Within a lap of re-entering the track, Truex was off the pace, complaining the car was too tight. The pit crew had realized it put the scheduled right front tire on the left side of the car and likewise for the scheduled left front tire.
The mistake forced an unscheduled green-flag stop to fix it on lap 122. All of a sudden, Truex’s title hopes took a hit from which they’d never recover.
When he came back out on track, the No. 19 Toyota rocketed through lapped traffic, putting Truex in position to be the free pass. On lap 136, John Hunter Nemechek slid through turns 1 and 2, and NASCAR called the caution, allowing him to get that lap back.
Over the final 20 laps of stage two, Truex went from 14th on the scoring pylon to fourth, setting the No. 19 team up in good position for the final stage. With a good pit stop, Truex restarted third and for a second, hopes rose in his camp.
But he could never get back up front. In the final 107 laps, Kyle Busch pulled away from Truex, Kevin Harvick and Denny Hamlin (pit crew mistake) — the rest of the Championship 4 — en route to his second title. Truex finished runner-up, 4.5 seconds back, placing second in the Cup Series standings for the second consecutive season.
Track position just proved too much to overcome.

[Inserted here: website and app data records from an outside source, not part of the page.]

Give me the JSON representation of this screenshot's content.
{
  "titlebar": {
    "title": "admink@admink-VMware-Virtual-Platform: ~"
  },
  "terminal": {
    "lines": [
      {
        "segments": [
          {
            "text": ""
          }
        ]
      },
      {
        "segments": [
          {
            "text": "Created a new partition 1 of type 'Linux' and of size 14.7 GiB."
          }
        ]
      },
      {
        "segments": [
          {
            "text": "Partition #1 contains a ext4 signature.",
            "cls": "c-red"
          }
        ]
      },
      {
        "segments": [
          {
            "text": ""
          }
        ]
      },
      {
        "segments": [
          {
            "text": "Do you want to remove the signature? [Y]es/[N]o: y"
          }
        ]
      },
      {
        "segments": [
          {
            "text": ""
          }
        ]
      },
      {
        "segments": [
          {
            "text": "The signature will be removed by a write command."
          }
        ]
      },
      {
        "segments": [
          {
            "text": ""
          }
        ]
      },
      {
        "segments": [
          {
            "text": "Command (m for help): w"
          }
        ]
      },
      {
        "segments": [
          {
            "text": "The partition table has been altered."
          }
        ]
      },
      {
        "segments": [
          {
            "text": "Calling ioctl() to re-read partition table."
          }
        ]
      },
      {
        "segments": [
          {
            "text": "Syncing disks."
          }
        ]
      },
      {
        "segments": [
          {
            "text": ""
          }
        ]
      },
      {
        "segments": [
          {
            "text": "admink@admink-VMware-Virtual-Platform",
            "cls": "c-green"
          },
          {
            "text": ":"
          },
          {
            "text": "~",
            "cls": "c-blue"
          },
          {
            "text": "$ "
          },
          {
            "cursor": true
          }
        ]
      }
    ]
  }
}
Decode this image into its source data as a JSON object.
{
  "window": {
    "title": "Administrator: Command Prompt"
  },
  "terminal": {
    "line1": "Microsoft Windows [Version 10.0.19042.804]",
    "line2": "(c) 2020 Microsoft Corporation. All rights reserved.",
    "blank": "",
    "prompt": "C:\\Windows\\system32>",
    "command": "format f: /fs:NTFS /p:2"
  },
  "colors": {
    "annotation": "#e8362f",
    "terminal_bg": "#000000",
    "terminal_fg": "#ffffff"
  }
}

Even a late bid by crew chief Cole Pearn to pit a few laps after Busch, giving Truex fresher tires at the end, came up short. A 10-second deficit could only be cut in about half by the end of the race.

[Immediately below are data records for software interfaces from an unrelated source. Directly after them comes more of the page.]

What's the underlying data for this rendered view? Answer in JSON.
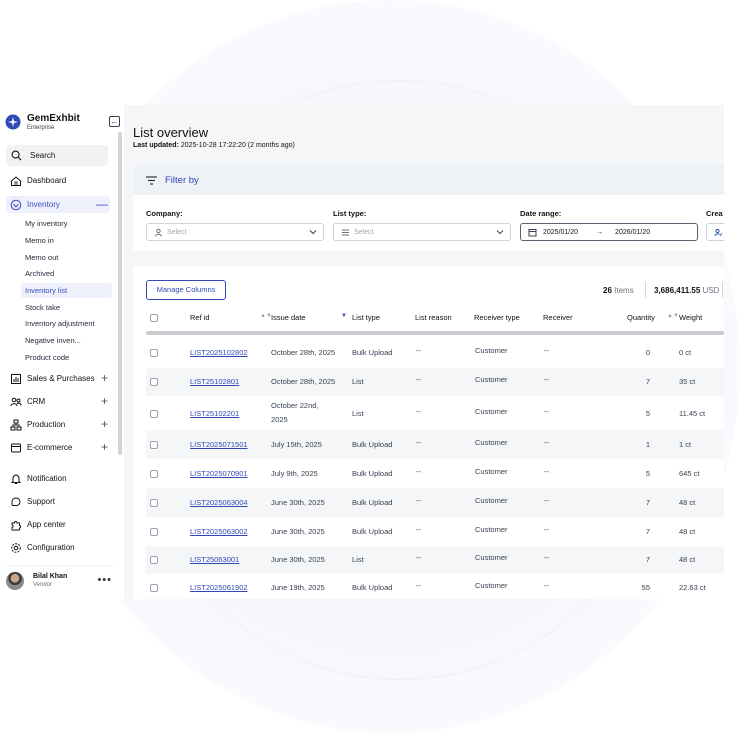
{
  "brand": {
    "name": "GemExhbit",
    "subtitle": "Enterprise"
  },
  "sidebar": {
    "search_label": "Search",
    "items": [
      {
        "label": "Dashboard",
        "icon": "home-icon"
      },
      {
        "label": "Inventory",
        "icon": "inventory-icon",
        "expanded": true
      },
      {
        "label": "Sales & Purchases",
        "icon": "chart-icon"
      },
      {
        "label": "CRM",
        "icon": "people-icon"
      },
      {
        "label": "Production",
        "icon": "production-icon"
      },
      {
        "label": "E-commerce",
        "icon": "cart-icon"
      },
      {
        "label": "Notification",
        "icon": "bell-icon"
      },
      {
        "label": "Support",
        "icon": "support-icon"
      },
      {
        "label": "App center",
        "icon": "puzzle-icon"
      },
      {
        "label": "Configuration",
        "icon": "gear-icon"
      }
    ],
    "inventory_sub": [
      "My inventory",
      "Memo in",
      "Memo out",
      "Archived",
      "Inventory list",
      "Stock take",
      "Inventory adjustment",
      "Negative inven...",
      "Product code"
    ],
    "active_sub": "Inventory list",
    "user": {
      "name": "Bilal Khan",
      "role": "Vendor"
    }
  },
  "main": {
    "title": "List overview",
    "last_updated_label": "Last updated:",
    "last_updated_value": "2025-10-28 17:22:20 (2 months ago)",
    "filter_label": "Filter by",
    "filters": {
      "company_label": "Company:",
      "company_placeholder": "Select",
      "list_type_label": "List type:",
      "list_type_placeholder": "Select",
      "date_range_label": "Date range:",
      "date_from": "2025/01/20",
      "date_to": "2026/01/20",
      "created_label": "Crea"
    },
    "manage_columns": "Manage Columns",
    "items_count": "26",
    "items_label": "Items",
    "total_value": "3,686,411.55",
    "total_currency": "USD",
    "columns": [
      "Ref id",
      "Issue date",
      "List type",
      "List reason",
      "Receiver type",
      "Receiver",
      "Quantity",
      "Weight"
    ],
    "rows": [
      {
        "ref": "LIST2025102802",
        "date": "October 28th, 2025",
        "type": "Bulk Upload",
        "reason": "--",
        "receiver_type": "Customer",
        "receiver": "--",
        "qty": "0",
        "weight": "0 ct"
      },
      {
        "ref": "LIST25102801",
        "date": "October 28th, 2025",
        "type": "List",
        "reason": "--",
        "receiver_type": "Customer",
        "receiver": "--",
        "qty": "7",
        "weight": "35 ct"
      },
      {
        "ref": "LIST25102201",
        "date": "October 22nd,",
        "date2": "2025",
        "type": "List",
        "reason": "--",
        "receiver_type": "Customer",
        "receiver": "--",
        "qty": "5",
        "weight": "11.45 ct"
      },
      {
        "ref": "LIST2025071501",
        "date": "July 15th, 2025",
        "type": "Bulk Upload",
        "reason": "--",
        "receiver_type": "Customer",
        "receiver": "--",
        "qty": "1",
        "weight": "1 ct"
      },
      {
        "ref": "LIST2025070901",
        "date": "July 9th, 2025",
        "type": "Bulk Upload",
        "reason": "--",
        "receiver_type": "Customer",
        "receiver": "--",
        "qty": "5",
        "weight": "645 ct"
      },
      {
        "ref": "LIST2025063004",
        "date": "June 30th, 2025",
        "type": "Bulk Upload",
        "reason": "--",
        "receiver_type": "Customer",
        "receiver": "--",
        "qty": "7",
        "weight": "48 ct"
      },
      {
        "ref": "LIST2025063002",
        "date": "June 30th, 2025",
        "type": "Bulk Upload",
        "reason": "--",
        "receiver_type": "Customer",
        "receiver": "--",
        "qty": "7",
        "weight": "48 ct"
      },
      {
        "ref": "LIST25063001",
        "date": "June 30th, 2025",
        "type": "List",
        "reason": "--",
        "receiver_type": "Customer",
        "receiver": "--",
        "qty": "7",
        "weight": "48 ct"
      },
      {
        "ref": "LIST2025061902",
        "date": "June 19th, 2025",
        "type": "Bulk Upload",
        "reason": "--",
        "receiver_type": "Customer",
        "receiver": "--",
        "qty": "55",
        "weight": "22.63 ct"
      }
    ]
  },
  "colors": {
    "accent": "#2f4ab5",
    "active_bg": "#eef0fb",
    "panel_bg": "#f5f6f8"
  }
}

“I didn’t know at that point, I just did whatever Cole said,” Truex said of the plan following the miscue. “He does the strategy, I just drive. Obviously, it didn’t work out. We were quite a bit quicker at the end, but just too far back. No chance.”
Truex believes losing control of the race lost him the championship. Just like many other races with the 2019 aerodynamic rules package, clean air was king.
“Ultimately, it was the loss of track position that bit us,” he said. “We restarted the third stage in third, and really wish I could have been second or fourth. I got blitzed on the outside by the [No.] 20 and the [No.] 22 and a couple of those guys. I had to run the crap out of my right front [tire] to get back by them. I got tight on that run, and it took me forever to just get by a few cars.
“Ultimately, it came down to track position and I felt if I could have been out front controlling the race, I could have drove away from them. At the end, we were quite a bit quicker, it was just too much of a gap. It’s part of the deal. You’ve got to be perfect. One mistake probably cost us a shot at it.”
As for the pit road fiasco, Pearn says it was a mistake by one of the pit crew members.
“Just put the wrong tire on the wrong side,” Pearn stated. “You grab the wrong tire and you don’t pay attention and you put the wrong tire on the wrong side. …We had a sh*tty stop on the last one, too, so, I don’t know. Tough to swallow, I feel like we put the effort in.”
After the pit stop, Pearn climbed down the pit box to see what happened. As for the answers he received, he noted, “I was just trying to figure out what happened. Of course, nobody has a good answer when stuff goes bad.”
Following the race, Truex said he can’t recall something like that ever happening to him in any type of race prior.
“I’ve never had that happen,.” he added. “I don’t even know what to say. It doesn’t drive good with the left front on the right, I can tell you that. Very tight.”
However, Pearn can recall it happening, though not while being paired with Truex.
“It happened one time at Pocono, like f*cking eight years ago or something,” he said.
Regardless, Truex’s second-place finish means he’s had three consecutive seasons of finishing inside the top two in points. In that span, he’s won 19 races. But as for aiming for a second championship, that’ll have to wait for 2020.
“These things don’t come around every day,” he said. “Second two years in a row definitely stings a little, but the fact that we have one is still really a big deal. It’s hard to win these things.”